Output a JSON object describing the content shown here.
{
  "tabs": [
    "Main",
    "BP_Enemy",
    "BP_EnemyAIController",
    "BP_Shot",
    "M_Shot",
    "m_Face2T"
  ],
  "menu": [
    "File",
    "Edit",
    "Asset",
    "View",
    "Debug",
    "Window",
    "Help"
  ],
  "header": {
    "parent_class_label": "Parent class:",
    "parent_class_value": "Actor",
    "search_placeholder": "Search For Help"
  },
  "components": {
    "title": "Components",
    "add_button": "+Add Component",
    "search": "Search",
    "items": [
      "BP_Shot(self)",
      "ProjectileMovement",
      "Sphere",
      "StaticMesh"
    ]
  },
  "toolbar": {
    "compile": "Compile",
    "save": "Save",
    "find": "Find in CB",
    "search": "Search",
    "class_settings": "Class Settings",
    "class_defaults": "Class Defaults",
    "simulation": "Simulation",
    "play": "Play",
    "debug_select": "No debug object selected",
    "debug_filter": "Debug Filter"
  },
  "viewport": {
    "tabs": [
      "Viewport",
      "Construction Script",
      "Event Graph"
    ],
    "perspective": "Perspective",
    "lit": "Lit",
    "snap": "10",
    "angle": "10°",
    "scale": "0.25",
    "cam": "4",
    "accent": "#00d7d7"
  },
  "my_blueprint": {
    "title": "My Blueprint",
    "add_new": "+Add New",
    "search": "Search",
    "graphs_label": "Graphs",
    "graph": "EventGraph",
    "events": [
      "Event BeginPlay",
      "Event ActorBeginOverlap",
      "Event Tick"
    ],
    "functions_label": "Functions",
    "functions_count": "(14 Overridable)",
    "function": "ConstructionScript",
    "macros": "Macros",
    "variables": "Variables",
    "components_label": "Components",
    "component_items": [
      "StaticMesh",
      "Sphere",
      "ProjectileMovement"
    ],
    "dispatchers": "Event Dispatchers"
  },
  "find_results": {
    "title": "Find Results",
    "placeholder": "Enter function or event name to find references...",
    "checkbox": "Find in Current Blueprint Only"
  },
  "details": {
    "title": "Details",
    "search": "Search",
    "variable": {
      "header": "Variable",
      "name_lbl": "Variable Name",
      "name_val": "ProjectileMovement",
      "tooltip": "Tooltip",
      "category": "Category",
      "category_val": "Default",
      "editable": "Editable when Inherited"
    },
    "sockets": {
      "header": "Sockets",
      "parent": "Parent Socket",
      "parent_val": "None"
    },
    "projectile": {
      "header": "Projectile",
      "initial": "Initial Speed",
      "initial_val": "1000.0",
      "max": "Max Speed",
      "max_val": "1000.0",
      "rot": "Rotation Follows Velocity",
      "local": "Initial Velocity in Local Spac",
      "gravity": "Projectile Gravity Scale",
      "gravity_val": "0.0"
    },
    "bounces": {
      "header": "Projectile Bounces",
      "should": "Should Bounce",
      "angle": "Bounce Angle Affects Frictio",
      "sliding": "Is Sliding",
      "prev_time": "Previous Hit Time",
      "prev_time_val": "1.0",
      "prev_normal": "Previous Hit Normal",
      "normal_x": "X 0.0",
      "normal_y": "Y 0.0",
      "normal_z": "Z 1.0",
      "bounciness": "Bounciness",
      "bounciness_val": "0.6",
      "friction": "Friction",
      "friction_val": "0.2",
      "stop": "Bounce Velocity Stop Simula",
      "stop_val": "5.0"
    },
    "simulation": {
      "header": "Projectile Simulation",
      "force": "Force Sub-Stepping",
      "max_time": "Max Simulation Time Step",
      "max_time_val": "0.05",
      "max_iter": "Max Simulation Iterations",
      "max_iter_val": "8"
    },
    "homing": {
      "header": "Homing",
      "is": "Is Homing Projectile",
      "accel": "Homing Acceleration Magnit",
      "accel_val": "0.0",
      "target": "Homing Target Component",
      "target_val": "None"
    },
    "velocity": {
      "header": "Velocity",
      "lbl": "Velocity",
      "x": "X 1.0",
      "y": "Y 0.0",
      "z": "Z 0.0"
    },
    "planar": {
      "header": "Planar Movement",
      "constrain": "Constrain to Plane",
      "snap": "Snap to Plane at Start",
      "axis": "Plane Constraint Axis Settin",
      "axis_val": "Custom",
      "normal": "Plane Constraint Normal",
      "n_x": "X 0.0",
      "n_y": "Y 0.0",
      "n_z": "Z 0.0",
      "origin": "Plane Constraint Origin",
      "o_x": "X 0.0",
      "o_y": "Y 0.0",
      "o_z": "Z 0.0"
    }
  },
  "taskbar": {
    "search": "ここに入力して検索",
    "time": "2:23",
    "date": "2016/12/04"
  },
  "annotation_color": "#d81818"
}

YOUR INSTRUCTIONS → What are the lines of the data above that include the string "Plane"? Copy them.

TASK OUTPUT →
      "constrain": "Constrain to Plane",
      "snap": "Snap to Plane at Start",
      "axis": "Plane Constraint Axis Settin",
      "normal": "Plane Constraint Normal",
      "origin": "Plane Constraint Origin",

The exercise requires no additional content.